 The difference is that this calls for verjus, a somewhat expensive ingredient, and has a sharper tone, which would pair differently with the other dishes in a given course.

Back to Martino. It wasn’t a conscious decision to get hung on this book, it just fits the bill for so much of what we eat in winter.

“The Art of Cooking; The First Modern Cookery Book’

“the eminent Maestro Martino of Como”

as translated by Jeremy Parzen.


 Tonight it was A Gallimaufry, page 120. And it was delicious.
Take a mutton breast, or veal breast, cooked, or even half-cooked, then take some finely chopped onions that have been fried slowly in rendered lard, then take the meat, and cut it into small pieces the size of walnuts; then add all these things together in the pan and fry with a bit of strong mustard or a good quantity of pepper and verjus.
 Take veal. OK, I had two breasts thereof in the freezer, right in front, begging not to get freezerburnt.
 Roast it til done, or even half done. Fun! I don’t spit roast, I have a modern oven, but high heat and some salt makes for a nice crusty roast with a juicy pink interior.
a knife beginning to separate meat from rib-bones of a well-roasted piece of meat

I did let it cool some.

 Cut the meat into chunks the size of walnuts. I trimmed fat at this point. Veal breast has fat in similar layout to streaky bacon, so it was fairly simple to trim.
 Sautee some onions til brown in lard. well… I used olive oil. Philosophy aside, I simply have preferences.
 Add mustard. Yup, I used commercial. I like Zatarains, you can use what you like or make a great one with minimal effort.
 Cook mustard and onions together, I added salt, then tossed in the meat and let it cook to completion.
cubes of meat sauteeing with onions and mustard in a shallow pan

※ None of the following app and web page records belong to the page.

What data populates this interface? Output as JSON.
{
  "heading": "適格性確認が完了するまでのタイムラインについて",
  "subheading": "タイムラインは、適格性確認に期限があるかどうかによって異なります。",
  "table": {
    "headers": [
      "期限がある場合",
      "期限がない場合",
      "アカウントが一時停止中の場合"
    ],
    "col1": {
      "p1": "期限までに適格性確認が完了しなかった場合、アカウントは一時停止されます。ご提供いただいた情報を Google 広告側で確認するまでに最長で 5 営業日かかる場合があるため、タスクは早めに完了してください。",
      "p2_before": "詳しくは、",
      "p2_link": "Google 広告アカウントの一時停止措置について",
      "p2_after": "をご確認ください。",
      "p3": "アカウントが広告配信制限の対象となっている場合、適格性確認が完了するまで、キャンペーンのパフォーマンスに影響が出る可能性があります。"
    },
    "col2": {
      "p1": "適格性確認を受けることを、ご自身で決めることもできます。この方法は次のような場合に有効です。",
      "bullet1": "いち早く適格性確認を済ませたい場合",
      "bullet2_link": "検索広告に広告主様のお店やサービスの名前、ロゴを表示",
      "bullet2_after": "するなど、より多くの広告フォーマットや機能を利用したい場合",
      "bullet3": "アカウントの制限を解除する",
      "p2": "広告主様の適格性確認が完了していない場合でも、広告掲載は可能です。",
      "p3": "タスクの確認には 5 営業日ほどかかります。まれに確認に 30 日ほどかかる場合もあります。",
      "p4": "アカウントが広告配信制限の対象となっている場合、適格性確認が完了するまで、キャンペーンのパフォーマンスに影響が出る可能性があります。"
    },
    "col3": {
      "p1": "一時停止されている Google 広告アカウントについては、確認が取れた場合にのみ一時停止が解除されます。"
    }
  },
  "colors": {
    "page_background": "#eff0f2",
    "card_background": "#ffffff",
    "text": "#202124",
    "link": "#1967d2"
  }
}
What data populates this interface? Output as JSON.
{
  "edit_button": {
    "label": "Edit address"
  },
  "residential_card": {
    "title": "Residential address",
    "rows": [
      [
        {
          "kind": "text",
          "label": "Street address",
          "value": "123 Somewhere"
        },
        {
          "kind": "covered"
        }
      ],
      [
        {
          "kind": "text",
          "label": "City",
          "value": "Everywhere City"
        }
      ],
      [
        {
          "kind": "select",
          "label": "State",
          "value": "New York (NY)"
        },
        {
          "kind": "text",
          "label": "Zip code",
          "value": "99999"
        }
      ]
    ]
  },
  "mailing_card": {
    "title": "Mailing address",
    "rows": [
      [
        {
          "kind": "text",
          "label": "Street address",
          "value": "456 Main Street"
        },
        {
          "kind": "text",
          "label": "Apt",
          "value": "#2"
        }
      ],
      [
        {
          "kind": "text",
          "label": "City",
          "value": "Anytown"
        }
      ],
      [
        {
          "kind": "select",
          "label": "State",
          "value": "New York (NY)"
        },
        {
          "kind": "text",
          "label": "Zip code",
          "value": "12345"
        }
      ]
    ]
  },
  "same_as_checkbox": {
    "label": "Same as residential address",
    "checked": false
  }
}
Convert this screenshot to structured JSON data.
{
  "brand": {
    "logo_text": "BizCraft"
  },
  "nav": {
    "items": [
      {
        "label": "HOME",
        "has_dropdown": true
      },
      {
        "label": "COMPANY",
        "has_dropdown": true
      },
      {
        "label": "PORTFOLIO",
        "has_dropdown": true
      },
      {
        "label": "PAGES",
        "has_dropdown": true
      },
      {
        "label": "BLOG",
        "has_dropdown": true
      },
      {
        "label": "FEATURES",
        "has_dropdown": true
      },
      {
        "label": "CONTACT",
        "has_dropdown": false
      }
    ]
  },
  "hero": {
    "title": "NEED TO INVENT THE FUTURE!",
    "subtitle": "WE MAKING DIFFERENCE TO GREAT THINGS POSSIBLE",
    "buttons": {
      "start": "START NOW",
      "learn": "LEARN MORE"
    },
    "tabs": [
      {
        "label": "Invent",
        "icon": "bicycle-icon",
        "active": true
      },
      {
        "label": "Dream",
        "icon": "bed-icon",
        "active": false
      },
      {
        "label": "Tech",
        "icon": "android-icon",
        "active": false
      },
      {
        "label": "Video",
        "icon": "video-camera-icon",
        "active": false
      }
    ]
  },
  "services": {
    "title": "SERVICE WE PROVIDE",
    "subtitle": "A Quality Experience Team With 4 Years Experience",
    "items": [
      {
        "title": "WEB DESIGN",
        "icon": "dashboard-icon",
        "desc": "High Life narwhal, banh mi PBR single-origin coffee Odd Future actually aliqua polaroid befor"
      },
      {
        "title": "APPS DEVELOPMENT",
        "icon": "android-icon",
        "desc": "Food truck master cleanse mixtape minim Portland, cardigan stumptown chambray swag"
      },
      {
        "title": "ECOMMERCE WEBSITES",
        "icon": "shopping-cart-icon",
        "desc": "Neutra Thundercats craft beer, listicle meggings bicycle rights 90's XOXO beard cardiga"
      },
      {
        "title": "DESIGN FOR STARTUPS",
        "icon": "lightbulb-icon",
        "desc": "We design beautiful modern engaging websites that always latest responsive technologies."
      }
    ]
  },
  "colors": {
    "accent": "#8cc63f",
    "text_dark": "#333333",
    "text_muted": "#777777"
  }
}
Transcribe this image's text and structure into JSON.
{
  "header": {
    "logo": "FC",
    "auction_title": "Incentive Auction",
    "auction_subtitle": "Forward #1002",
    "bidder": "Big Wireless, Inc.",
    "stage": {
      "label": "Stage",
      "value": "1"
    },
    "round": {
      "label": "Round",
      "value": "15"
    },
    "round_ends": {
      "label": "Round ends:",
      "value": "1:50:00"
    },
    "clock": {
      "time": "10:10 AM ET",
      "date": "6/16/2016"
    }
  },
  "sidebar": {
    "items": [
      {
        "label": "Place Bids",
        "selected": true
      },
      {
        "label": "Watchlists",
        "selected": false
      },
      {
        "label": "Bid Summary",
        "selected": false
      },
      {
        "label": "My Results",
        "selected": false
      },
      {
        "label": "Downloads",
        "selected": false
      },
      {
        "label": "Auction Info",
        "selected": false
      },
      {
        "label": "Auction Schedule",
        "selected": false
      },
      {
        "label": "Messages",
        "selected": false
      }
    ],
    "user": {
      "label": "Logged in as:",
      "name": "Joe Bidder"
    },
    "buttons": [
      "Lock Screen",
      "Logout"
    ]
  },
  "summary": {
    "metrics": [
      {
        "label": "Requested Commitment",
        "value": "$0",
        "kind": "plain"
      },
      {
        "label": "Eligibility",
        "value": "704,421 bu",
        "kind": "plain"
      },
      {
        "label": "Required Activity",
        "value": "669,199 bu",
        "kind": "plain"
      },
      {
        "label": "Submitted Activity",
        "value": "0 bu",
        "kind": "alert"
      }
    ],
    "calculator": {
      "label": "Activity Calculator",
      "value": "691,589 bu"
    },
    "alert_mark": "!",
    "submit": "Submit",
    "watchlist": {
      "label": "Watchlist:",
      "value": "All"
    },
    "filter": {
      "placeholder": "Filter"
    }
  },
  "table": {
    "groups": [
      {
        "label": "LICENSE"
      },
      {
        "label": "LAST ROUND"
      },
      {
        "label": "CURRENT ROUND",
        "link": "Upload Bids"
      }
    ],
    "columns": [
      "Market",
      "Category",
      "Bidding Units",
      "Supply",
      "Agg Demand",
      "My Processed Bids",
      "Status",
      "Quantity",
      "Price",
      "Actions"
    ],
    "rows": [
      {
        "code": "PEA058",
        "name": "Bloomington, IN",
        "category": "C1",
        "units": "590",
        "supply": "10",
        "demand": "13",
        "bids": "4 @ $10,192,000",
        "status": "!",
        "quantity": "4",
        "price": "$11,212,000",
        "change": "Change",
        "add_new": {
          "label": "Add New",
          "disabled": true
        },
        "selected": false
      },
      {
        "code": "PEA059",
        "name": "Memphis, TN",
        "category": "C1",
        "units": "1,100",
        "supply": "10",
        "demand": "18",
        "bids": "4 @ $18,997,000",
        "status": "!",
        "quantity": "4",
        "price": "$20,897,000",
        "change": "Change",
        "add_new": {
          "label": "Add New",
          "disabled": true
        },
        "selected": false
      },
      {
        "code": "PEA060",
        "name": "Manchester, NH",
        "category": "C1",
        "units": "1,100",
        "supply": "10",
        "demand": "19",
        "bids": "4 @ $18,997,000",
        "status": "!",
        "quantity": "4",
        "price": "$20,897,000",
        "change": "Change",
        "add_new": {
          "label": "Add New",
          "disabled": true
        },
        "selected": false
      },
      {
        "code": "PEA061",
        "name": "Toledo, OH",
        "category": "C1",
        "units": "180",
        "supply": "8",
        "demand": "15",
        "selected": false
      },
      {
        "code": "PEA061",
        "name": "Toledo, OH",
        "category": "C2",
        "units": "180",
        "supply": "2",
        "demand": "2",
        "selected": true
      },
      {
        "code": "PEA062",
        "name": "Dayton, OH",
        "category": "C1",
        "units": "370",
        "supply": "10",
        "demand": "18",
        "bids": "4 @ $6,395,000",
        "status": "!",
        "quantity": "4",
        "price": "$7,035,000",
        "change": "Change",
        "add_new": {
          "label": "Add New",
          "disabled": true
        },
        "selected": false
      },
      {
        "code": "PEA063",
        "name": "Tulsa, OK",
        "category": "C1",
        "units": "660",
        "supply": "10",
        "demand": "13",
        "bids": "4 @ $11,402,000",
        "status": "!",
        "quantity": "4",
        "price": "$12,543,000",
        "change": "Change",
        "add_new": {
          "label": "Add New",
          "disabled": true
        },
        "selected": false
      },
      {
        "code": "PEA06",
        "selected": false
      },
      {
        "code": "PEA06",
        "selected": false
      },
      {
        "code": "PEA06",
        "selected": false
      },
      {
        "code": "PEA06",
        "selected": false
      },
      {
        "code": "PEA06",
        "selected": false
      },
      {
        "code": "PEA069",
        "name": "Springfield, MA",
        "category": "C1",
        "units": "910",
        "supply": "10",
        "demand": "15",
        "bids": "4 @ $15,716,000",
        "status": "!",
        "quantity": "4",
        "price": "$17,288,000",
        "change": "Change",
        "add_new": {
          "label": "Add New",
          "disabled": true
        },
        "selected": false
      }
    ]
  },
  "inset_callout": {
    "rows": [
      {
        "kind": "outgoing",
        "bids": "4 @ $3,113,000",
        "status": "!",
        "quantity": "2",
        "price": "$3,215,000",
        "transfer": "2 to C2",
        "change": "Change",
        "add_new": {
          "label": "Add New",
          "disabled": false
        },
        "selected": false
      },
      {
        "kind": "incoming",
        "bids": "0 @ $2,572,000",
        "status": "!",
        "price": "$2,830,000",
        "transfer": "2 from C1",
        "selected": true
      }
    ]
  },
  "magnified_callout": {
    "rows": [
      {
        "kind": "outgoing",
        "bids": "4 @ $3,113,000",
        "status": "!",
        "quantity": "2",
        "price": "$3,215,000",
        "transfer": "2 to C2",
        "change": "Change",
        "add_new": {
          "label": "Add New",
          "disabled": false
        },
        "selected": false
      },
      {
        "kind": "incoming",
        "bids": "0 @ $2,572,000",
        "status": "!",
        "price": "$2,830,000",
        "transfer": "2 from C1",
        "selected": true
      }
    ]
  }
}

It's almost there, just needs a little more sear.

 It got earthy and deep, rich and hearty. The crusty surface, the juices cooked in with the mustard and sweet onions, the whole package was top-notch. It got eaten before final photos could be taken.
 I plan to make it again in a night or two with the rest of the meat and the alternate instructions, which call for “pepper”. hmm.. might have to do batches with each of several peppers.
1 breast of veal
2 TBS olive oil (it calls for lard)
2-4 medium onions
1/4-1/2 cup of prepared mustard
Salt, unless you roasted the veal in salt. Don’t overdo, the mustard has plenty of flavor.
+ It’s hard to mess this up.
-It’s also plain ol’ meat, with no fillers or ways to stretch it.
-Needs a large enough sautee area to get the crust, and a cook with a good sense of “crisp” versus “burning.”
-/+Needs a fair lot of onions, which can be precooked in a crockpot. The onions need a lot of time.
+ Minimal fuss or experience needed to make it come out well.
++Delicious, if you like that sort of thing!
I call it a winner, but quite expensive. Tough meats won’t work, but if you can find a deal on veal, it is worthwhile.
 Pork cushion would also be a good choice